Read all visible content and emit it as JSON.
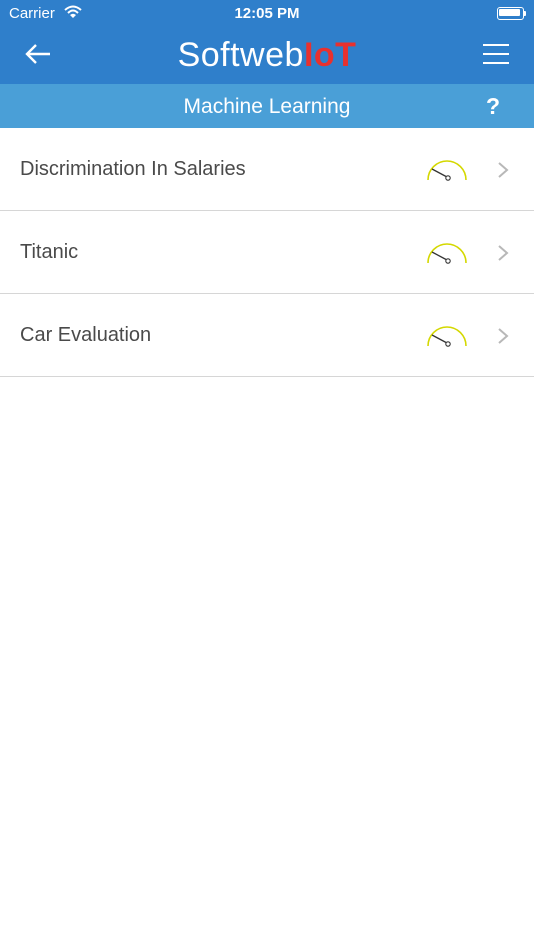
{
  "status_bar": {
    "carrier": "Carrier",
    "time": "12:05 PM",
    "battery_level": 1.0
  },
  "header": {
    "brand_part1": "Softweb",
    "brand_part2": "IoT",
    "brand_part2_color": "#e8312f",
    "back_icon": "arrow-left-icon",
    "menu_icon": "hamburger-menu-icon",
    "background": "#2f7fcb"
  },
  "subheader": {
    "title": "Machine Learning",
    "help_label": "?",
    "background": "#4a9fd7"
  },
  "items": [
    {
      "label": "Discrimination In Salaries",
      "icon": "gauge-icon"
    },
    {
      "label": "Titanic",
      "icon": "gauge-icon"
    },
    {
      "label": "Car Evaluation",
      "icon": "gauge-icon"
    }
  ]
}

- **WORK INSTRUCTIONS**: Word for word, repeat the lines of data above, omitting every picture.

- **RESPONSE TO THIS EXERCISE**:
Read all visible content and emit it as JSON.
{
  "status_bar": {
    "carrier": "Carrier",
    "time": "12:05 PM",
    "battery_level": 1.0
  },
  "header": {
    "brand_part1": "Softweb",
    "brand_part2": "IoT",
    "brand_part2_color": "#e8312f",
    "back_icon": "arrow-left-icon",
    "menu_icon": "hamburger-menu-icon",
    "background": "#2f7fcb"
  },
  "subheader": {
    "title": "Machine Learning",
    "help_label": "?",
    "background": "#4a9fd7"
  },
  "items": [
    {
      "label": "Discrimination In Salaries",
      "icon": "gauge-icon"
    },
    {
      "label": "Titanic",
      "icon": "gauge-icon"
    },
    {
      "label": "Car Evaluation",
      "icon": "gauge-icon"
    }
  ]
}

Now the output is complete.